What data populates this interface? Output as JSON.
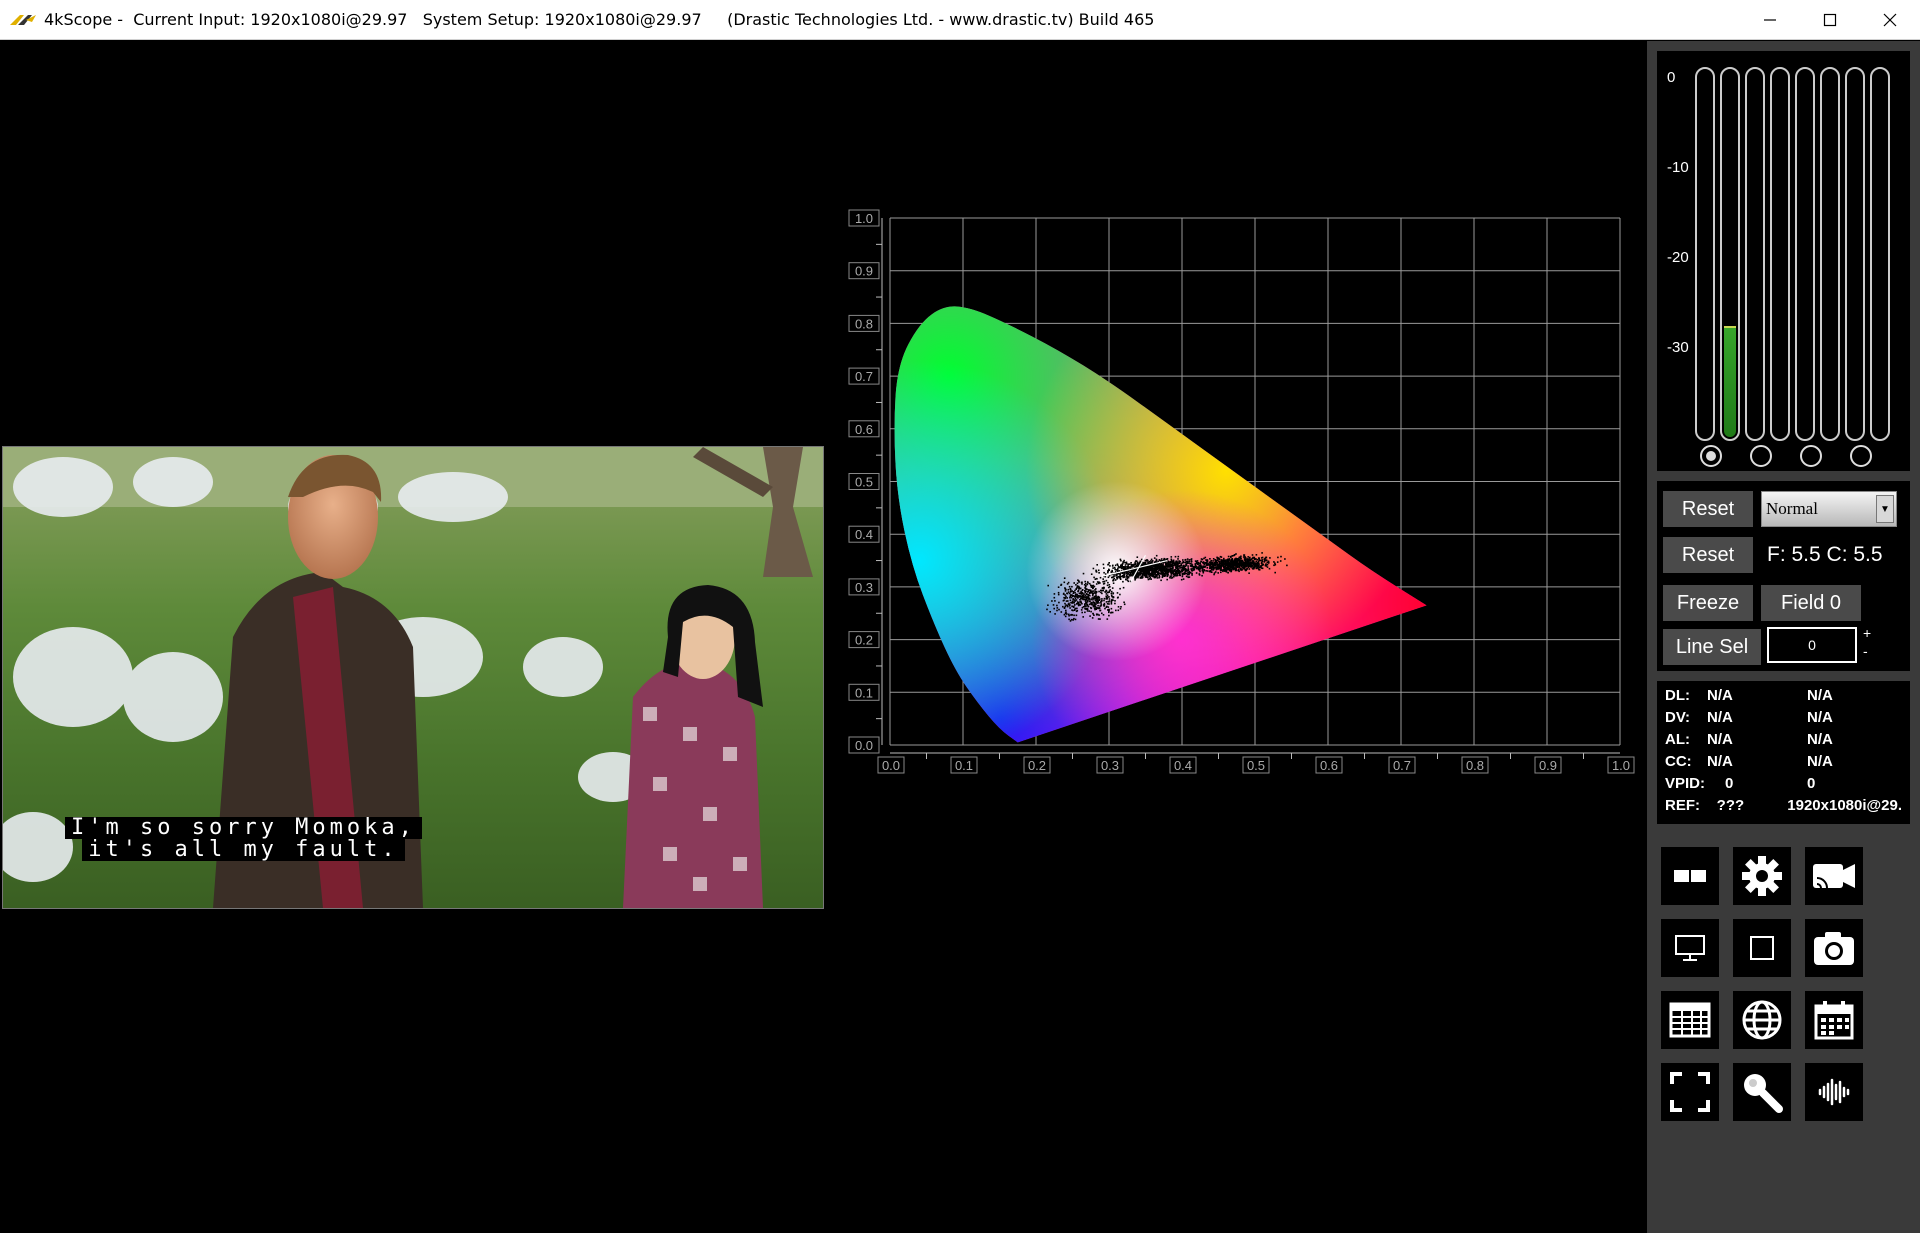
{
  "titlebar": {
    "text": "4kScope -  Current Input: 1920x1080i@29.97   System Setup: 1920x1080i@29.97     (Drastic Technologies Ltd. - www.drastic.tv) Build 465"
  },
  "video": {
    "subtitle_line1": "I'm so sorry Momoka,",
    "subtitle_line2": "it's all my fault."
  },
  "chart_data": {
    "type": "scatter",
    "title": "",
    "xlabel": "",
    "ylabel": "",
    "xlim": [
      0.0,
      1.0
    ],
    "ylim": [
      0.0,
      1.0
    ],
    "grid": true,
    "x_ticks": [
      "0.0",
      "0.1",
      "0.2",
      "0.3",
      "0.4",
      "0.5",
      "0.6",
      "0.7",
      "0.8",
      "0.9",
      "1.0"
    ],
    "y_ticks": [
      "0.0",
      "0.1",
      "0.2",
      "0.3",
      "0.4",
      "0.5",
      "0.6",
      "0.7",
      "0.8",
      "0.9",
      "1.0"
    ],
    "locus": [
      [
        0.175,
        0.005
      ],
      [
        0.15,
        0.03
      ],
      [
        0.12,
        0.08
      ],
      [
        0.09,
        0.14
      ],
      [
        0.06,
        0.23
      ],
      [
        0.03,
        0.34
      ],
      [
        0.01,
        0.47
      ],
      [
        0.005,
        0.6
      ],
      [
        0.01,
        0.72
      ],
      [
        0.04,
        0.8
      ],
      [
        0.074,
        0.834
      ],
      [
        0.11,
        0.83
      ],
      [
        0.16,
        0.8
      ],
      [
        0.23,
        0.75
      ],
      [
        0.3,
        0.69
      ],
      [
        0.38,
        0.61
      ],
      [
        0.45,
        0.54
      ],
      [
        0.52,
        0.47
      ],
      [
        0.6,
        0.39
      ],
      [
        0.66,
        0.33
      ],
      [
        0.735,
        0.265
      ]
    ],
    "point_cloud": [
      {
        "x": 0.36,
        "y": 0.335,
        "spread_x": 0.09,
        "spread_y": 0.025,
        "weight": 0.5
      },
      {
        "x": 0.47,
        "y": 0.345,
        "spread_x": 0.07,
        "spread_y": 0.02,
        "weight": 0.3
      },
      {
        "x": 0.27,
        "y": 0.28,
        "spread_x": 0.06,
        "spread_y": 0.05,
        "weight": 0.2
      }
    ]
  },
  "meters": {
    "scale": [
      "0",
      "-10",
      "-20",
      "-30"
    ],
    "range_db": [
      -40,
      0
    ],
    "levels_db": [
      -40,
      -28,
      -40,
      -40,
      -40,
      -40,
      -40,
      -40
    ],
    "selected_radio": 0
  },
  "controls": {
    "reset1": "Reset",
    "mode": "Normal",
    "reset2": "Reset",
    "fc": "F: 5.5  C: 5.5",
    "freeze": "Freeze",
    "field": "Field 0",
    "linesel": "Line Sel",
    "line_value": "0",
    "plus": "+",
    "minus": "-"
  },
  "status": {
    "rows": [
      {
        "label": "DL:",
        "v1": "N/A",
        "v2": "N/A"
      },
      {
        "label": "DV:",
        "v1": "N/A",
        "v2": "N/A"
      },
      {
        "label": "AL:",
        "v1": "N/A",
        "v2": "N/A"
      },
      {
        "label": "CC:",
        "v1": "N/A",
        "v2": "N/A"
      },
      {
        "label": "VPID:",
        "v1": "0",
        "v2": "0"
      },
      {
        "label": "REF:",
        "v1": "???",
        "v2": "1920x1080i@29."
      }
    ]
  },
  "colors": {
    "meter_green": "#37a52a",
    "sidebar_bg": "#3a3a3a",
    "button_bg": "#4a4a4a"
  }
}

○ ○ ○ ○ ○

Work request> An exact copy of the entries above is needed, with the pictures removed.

Response area>
What data populates this interface? Output as JSON.
{
  "titlebar": {
    "text": "4kScope -  Current Input: 1920x1080i@29.97   System Setup: 1920x1080i@29.97     (Drastic Technologies Ltd. - www.drastic.tv) Build 465"
  },
  "video": {
    "subtitle_line1": "I'm so sorry Momoka,",
    "subtitle_line2": "it's all my fault."
  },
  "chart_data": {
    "type": "scatter",
    "title": "",
    "xlabel": "",
    "ylabel": "",
    "xlim": [
      0.0,
      1.0
    ],
    "ylim": [
      0.0,
      1.0
    ],
    "grid": true,
    "x_ticks": [
      "0.0",
      "0.1",
      "0.2",
      "0.3",
      "0.4",
      "0.5",
      "0.6",
      "0.7",
      "0.8",
      "0.9",
      "1.0"
    ],
    "y_ticks": [
      "0.0",
      "0.1",
      "0.2",
      "0.3",
      "0.4",
      "0.5",
      "0.6",
      "0.7",
      "0.8",
      "0.9",
      "1.0"
    ],
    "locus": [
      [
        0.175,
        0.005
      ],
      [
        0.15,
        0.03
      ],
      [
        0.12,
        0.08
      ],
      [
        0.09,
        0.14
      ],
      [
        0.06,
        0.23
      ],
      [
        0.03,
        0.34
      ],
      [
        0.01,
        0.47
      ],
      [
        0.005,
        0.6
      ],
      [
        0.01,
        0.72
      ],
      [
        0.04,
        0.8
      ],
      [
        0.074,
        0.834
      ],
      [
        0.11,
        0.83
      ],
      [
        0.16,
        0.8
      ],
      [
        0.23,
        0.75
      ],
      [
        0.3,
        0.69
      ],
      [
        0.38,
        0.61
      ],
      [
        0.45,
        0.54
      ],
      [
        0.52,
        0.47
      ],
      [
        0.6,
        0.39
      ],
      [
        0.66,
        0.33
      ],
      [
        0.735,
        0.265
      ]
    ],
    "point_cloud": [
      {
        "x": 0.36,
        "y": 0.335,
        "spread_x": 0.09,
        "spread_y": 0.025,
        "weight": 0.5
      },
      {
        "x": 0.47,
        "y": 0.345,
        "spread_x": 0.07,
        "spread_y": 0.02,
        "weight": 0.3
      },
      {
        "x": 0.27,
        "y": 0.28,
        "spread_x": 0.06,
        "spread_y": 0.05,
        "weight": 0.2
      }
    ]
  },
  "meters": {
    "scale": [
      "0",
      "-10",
      "-20",
      "-30"
    ],
    "range_db": [
      -40,
      0
    ],
    "levels_db": [
      -40,
      -28,
      -40,
      -40,
      -40,
      -40,
      -40,
      -40
    ],
    "selected_radio": 0
  },
  "controls": {
    "reset1": "Reset",
    "mode": "Normal",
    "reset2": "Reset",
    "fc": "F: 5.5  C: 5.5",
    "freeze": "Freeze",
    "field": "Field 0",
    "linesel": "Line Sel",
    "line_value": "0",
    "plus": "+",
    "minus": "-"
  },
  "status": {
    "rows": [
      {
        "label": "DL:",
        "v1": "N/A",
        "v2": "N/A"
      },
      {
        "label": "DV:",
        "v1": "N/A",
        "v2": "N/A"
      },
      {
        "label": "AL:",
        "v1": "N/A",
        "v2": "N/A"
      },
      {
        "label": "CC:",
        "v1": "N/A",
        "v2": "N/A"
      },
      {
        "label": "VPID:",
        "v1": "0",
        "v2": "0"
      },
      {
        "label": "REF:",
        "v1": "???",
        "v2": "1920x1080i@29."
      }
    ]
  },
  "colors": {
    "meter_green": "#37a52a",
    "sidebar_bg": "#3a3a3a",
    "button_bg": "#4a4a4a"
  }
}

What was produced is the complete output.